WHAT IS NEEDED: Your copy starts at the line containing "Enumerate this screenshot's" and ends at the last line below. Copy exactly, without pictures.

Excerpts from an interface dataset
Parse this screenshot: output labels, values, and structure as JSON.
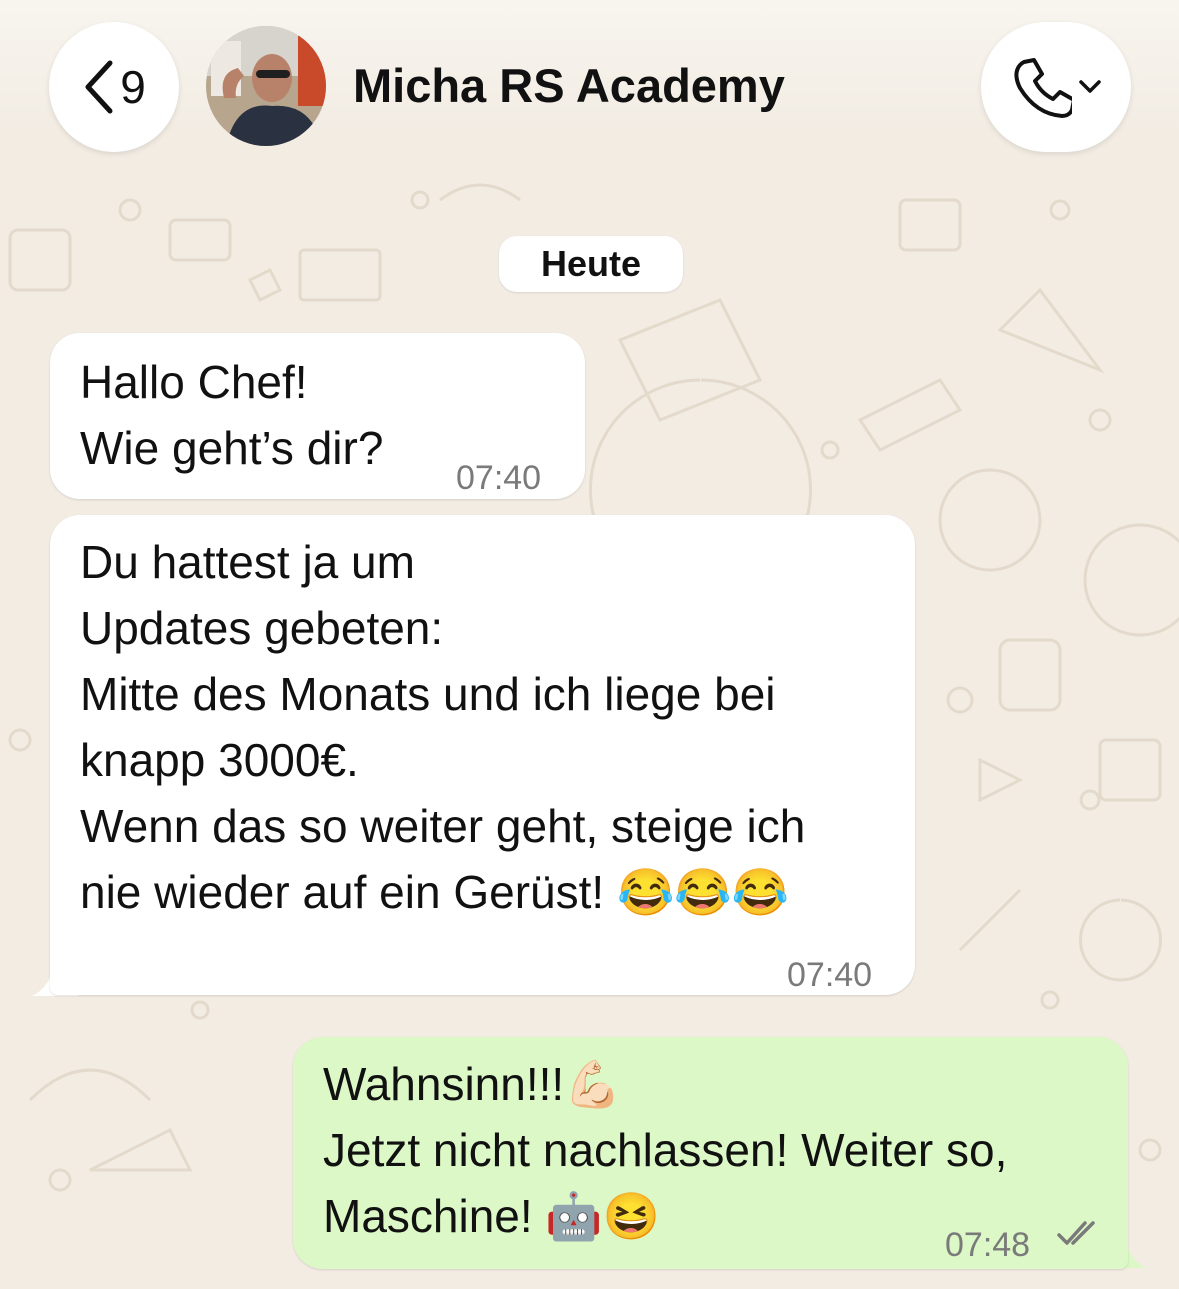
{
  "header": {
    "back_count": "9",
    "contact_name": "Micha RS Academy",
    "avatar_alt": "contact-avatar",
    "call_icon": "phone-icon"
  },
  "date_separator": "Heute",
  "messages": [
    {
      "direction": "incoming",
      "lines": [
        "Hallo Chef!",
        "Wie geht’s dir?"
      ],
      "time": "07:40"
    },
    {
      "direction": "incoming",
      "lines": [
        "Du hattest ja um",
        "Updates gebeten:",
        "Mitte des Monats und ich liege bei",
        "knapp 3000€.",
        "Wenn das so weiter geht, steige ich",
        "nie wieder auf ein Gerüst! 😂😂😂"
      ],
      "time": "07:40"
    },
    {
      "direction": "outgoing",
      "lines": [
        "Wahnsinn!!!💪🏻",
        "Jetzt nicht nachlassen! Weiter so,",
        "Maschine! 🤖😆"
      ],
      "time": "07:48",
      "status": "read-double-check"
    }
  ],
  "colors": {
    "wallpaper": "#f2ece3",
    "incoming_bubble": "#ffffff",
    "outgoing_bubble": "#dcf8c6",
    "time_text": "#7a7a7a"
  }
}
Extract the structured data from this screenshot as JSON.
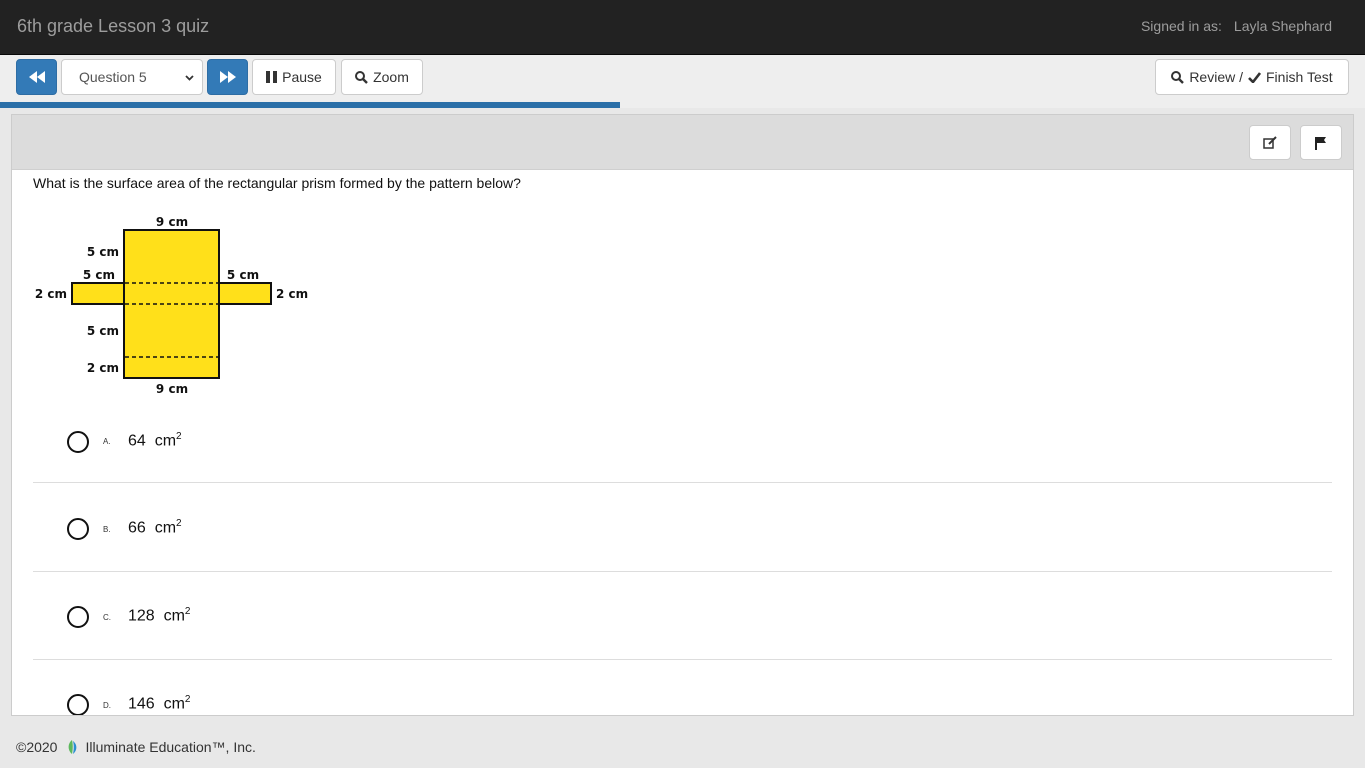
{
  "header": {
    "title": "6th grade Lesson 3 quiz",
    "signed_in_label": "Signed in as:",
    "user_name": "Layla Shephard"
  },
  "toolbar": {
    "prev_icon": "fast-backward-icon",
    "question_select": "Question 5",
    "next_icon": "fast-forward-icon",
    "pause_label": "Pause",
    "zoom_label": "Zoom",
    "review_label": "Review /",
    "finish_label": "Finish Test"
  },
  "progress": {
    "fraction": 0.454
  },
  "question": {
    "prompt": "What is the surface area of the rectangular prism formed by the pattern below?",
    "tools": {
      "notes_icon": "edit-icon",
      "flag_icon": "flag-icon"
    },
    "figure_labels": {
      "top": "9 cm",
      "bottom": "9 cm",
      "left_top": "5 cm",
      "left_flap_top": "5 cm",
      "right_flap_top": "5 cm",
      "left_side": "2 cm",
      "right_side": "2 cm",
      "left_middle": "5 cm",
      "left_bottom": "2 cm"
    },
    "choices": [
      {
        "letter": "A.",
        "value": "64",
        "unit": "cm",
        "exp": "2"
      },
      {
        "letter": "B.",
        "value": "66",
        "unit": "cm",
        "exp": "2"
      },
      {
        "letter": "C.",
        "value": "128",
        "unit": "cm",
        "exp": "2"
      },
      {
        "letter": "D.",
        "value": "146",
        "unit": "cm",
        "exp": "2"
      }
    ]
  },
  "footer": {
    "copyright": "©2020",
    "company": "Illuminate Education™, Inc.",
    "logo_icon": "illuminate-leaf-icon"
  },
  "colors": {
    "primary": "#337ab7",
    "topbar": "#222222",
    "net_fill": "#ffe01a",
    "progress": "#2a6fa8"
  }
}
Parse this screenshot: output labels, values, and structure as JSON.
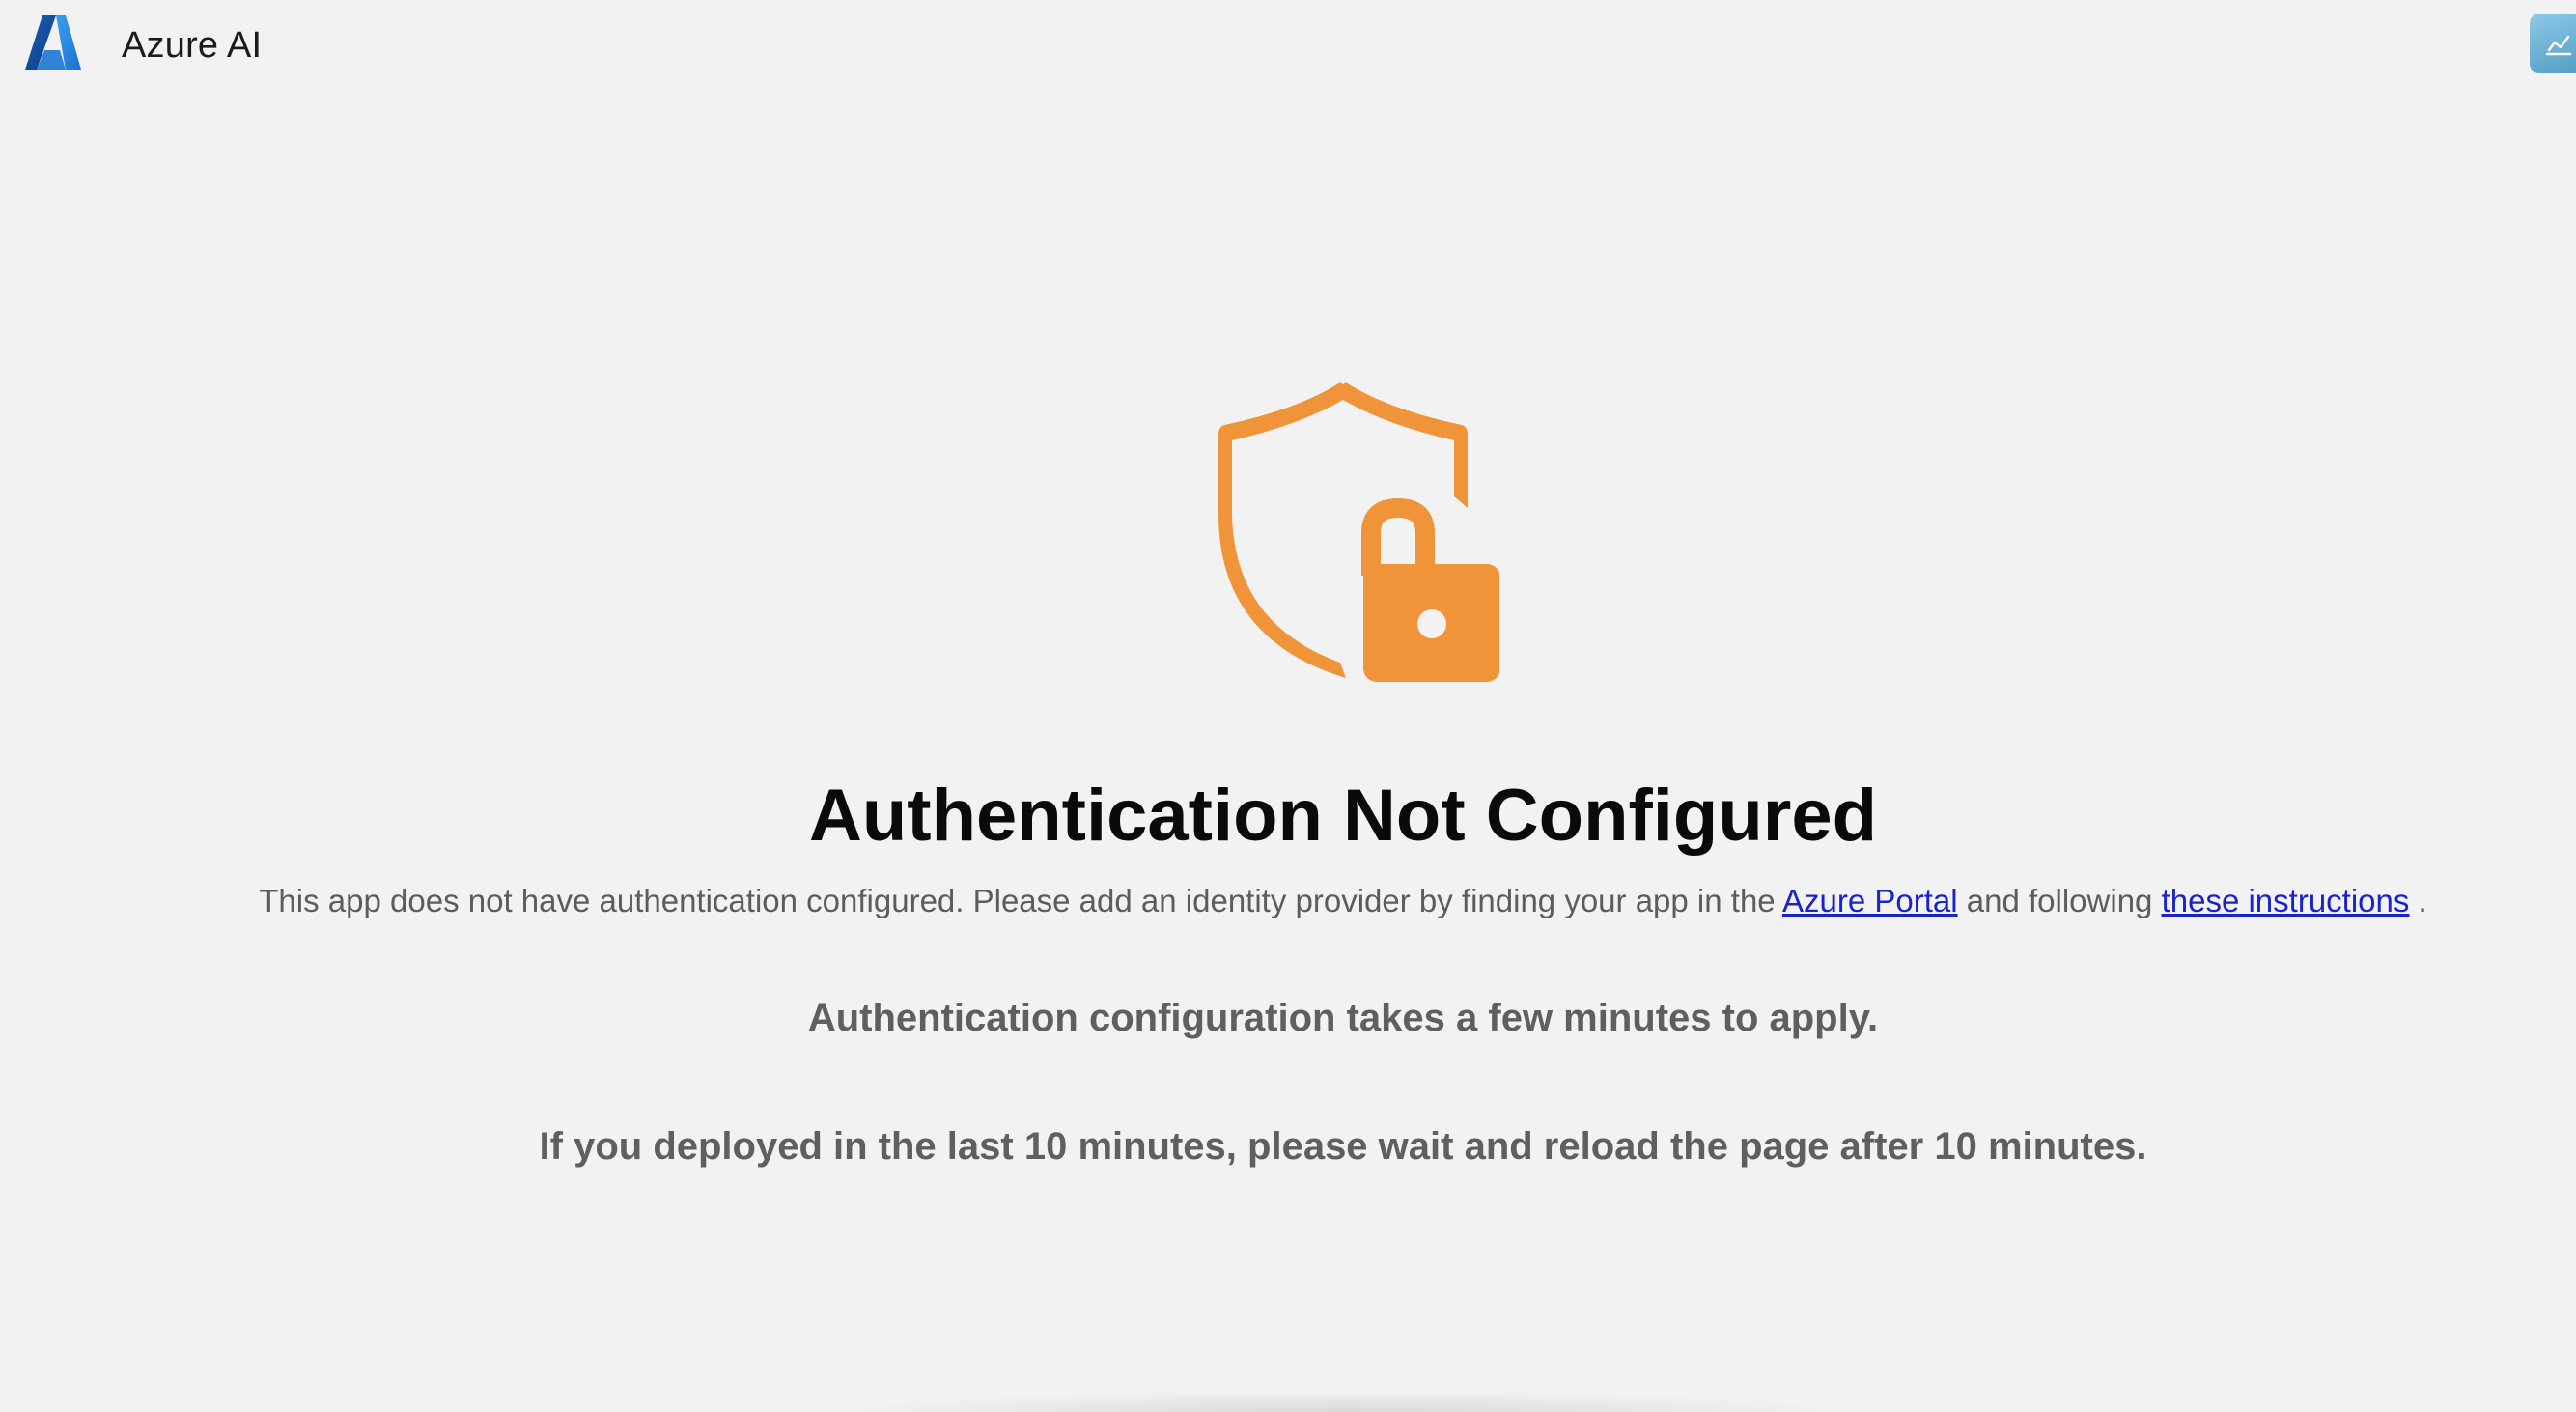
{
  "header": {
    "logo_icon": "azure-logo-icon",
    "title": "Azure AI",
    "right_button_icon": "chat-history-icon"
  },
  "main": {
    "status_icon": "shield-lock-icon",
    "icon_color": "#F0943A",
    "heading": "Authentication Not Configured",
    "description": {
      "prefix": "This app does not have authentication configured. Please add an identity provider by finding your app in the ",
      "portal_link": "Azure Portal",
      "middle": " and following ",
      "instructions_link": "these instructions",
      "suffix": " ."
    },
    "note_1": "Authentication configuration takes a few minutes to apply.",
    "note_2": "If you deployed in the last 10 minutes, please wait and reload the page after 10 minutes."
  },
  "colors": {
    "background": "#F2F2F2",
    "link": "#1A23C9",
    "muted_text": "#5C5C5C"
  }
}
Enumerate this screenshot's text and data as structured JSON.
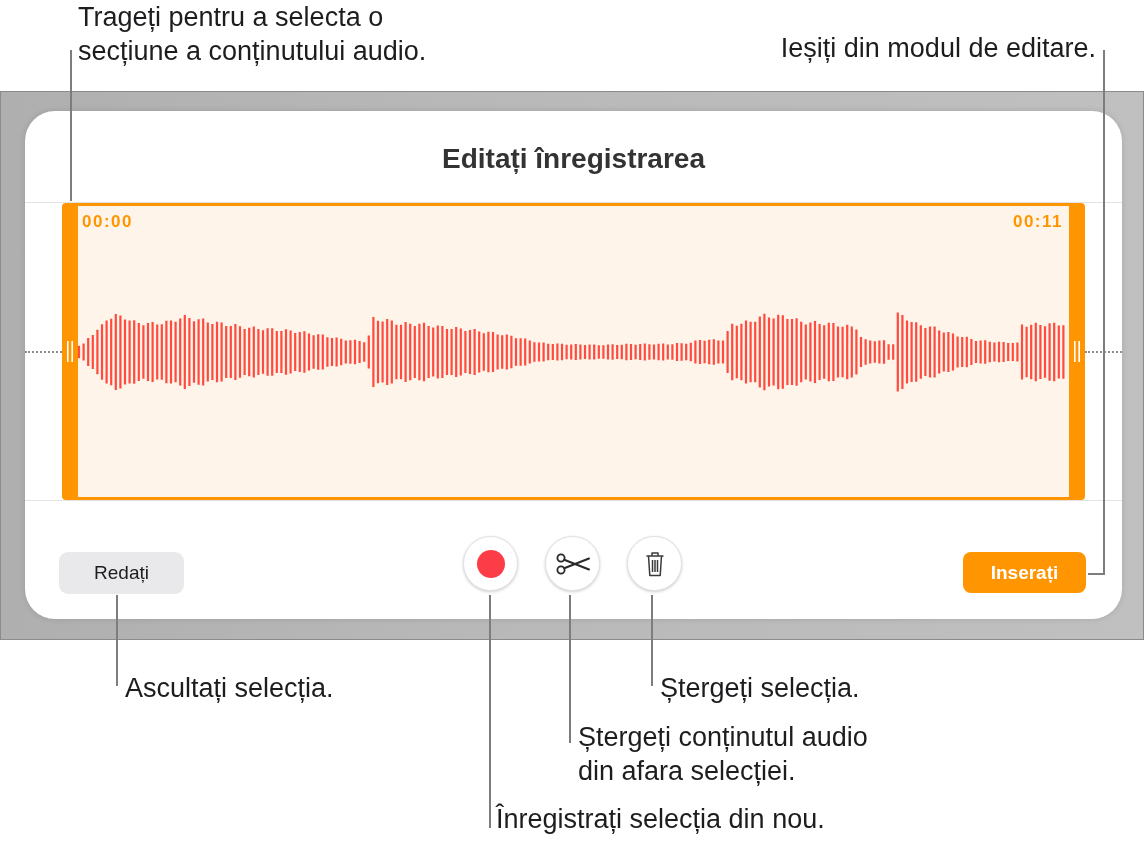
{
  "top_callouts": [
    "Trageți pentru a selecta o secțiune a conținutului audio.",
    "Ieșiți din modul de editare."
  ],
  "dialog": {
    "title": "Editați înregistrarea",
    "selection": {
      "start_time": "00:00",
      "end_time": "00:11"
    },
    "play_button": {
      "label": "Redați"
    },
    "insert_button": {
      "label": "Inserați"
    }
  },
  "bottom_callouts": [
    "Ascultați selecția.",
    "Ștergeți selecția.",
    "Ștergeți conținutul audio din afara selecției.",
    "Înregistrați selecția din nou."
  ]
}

FINAL ANSWER:
Enumerate this screenshot's text and data as structured JSON.
{
  "top_callouts": [
    "Trageți pentru a selecta o secțiune a conținutului audio.",
    "Ieșiți din modul de editare."
  ],
  "dialog": {
    "title": "Editați înregistrarea",
    "selection": {
      "start_time": "00:00",
      "end_time": "00:11"
    },
    "play_button": {
      "label": "Redați"
    },
    "insert_button": {
      "label": "Inserați"
    }
  },
  "bottom_callouts": [
    "Ascultați selecția.",
    "Ștergeți selecția.",
    "Ștergeți conținutul audio din afara selecției.",
    "Înregistrați selecția din nou."
  ]
}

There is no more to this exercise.